Some other thoughts that I can still remember just, was that seeing the top floor of a lot of red London buses going by is a bit strange and the general buzz of Piccadilly, though no noise, is not particularly relaxing, it’s more surreal, but then so is the food and the place to boot.  On the whole the staff were super correct and just right except one French ‘Saxon bloused’ waitress was really quite, over the top, grumpy, but then again she may have been a leftover from the Battle of Hastings, poor soul. She was dressed like it, just no bow and arrow. My, by now, empty bag that helped carry the wine bottle to the table was offered a mini foldout chair, I guess if you have a special Chanel hand bag it is so that it does not sit on the floor gathering dust. An interesting touch, but to be honest totally unnecessary.

Things to watch out for dear reader and not to put you off trying the place, as I think one should always try something once, if you can. The mayo dip at the beginning was a bit over cloying and the beautifully presented blob of butter that looked like a fresh scoop of vanilla ice-cream, was indeed a touch rancid for my tolerant palate. Okay maybe it was a hot day in London  (no aircon in the place which I do approve of by the way) but really? rancid butter at this level. The feather and bone cutlery were of course highly original as was the wooden branch-stick from a tree, with a burnt liquorice marshmallow on the end that went with the strawberries, accompanied by a marvelous blob of marshmallow ice cream. Super stuff!

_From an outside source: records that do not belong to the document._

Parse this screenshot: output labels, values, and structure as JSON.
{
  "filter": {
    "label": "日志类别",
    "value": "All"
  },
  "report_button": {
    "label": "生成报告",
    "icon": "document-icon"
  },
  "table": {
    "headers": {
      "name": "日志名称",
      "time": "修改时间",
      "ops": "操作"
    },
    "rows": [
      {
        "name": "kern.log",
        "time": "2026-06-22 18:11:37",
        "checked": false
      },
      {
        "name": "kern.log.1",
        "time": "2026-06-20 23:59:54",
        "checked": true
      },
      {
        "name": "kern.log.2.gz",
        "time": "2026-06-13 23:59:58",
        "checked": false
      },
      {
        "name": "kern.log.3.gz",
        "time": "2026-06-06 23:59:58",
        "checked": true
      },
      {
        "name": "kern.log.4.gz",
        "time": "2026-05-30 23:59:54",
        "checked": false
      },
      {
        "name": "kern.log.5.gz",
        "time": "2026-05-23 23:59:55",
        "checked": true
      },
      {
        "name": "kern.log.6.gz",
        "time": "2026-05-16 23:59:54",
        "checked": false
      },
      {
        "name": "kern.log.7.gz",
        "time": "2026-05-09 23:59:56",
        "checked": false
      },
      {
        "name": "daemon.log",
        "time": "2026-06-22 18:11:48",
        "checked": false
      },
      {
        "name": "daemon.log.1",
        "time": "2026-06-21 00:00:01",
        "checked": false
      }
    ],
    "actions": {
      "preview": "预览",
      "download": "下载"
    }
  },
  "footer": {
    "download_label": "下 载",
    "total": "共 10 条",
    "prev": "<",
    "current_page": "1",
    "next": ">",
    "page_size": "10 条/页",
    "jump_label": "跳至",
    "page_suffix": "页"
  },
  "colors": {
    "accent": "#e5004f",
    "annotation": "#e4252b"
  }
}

Also, very good to see Elliott there, from my old stomping ground at 67 Pall Mall, who is there now in charge of the wines on the ground floor. Hide Below? or Hide Ground I really cannot remember. If he is there you are in good hands I can tell you that much.

There was a moment during the lunch when I could not help myself but to delve into the electronic wine list and pretend to place a wine order. Virtual dining style. There is a space on the screen where you can leave your selection in a basket (virtual), so I did so. 1986 Montrachet DRC, Henri Jayer Echezeaux 1985, Soldera’s BdM Riserva 1990 and a half of d’Yquem 1990, all came to £50.000. I also could not help but see a magnum of 1988 Romanee-Conti DRC  on the list for a quite reasonable £51.460.00. I started dreaming of ordering the dam thing, and calling a chum to intersect the Hide-Hedonism wine van delivery service (all insured of course) and pinch the bugger. (I hope I am not giving you ideas here) A kind of ‘corkscrew stick-up’, but then again I like these people and I do not want to spend 5 minutes with Rudi doing ‘porridge’ in the Scrubs.

Trebbiano Spoletino 2014, Tabarrini, Montefalco

Changing the subject, here was a cute small draw in the side of my wooden dining table that housed not only an iPhone re-charger, there was a pen (more wood) and paper,  also more tools for the table, extra menu and wine-laptop. Very cool indeed. Very personal, very relaxed, once my neighboring table of four millennia’s had gone home or back to the office (why do they have to speak so crudely and loudly is beyond me) and all round well done Hide! I am sure it will be in next year’s top 50 Best restaurant guide, so give it a go before it does so, otherwise you will not be able to get a table. Tel: 020 3146 8666

I forgot to mention my all important dreamy luncheon white from the hills of Sagrantino (Umbria), which has been rediscovered (the grape that is) and finally realised in this superb bottle of 2014 Trebbiano Spoletino from Tabarrini in Montefalco. A traditional vine producing here a wine of great, great  elegance and charm. generous and resolute. A wine full of charm and really quite unique. I was blown away, as was my guest who ordered a case on the spot.

And as I now sign off dear faithful reader. When you find that large wooden front door at number 85 Picaddilly. Just give it a good old nudge, a big heavy push, with some strength, as it does open quite easily, i discovered later on.

“Buen provecho!”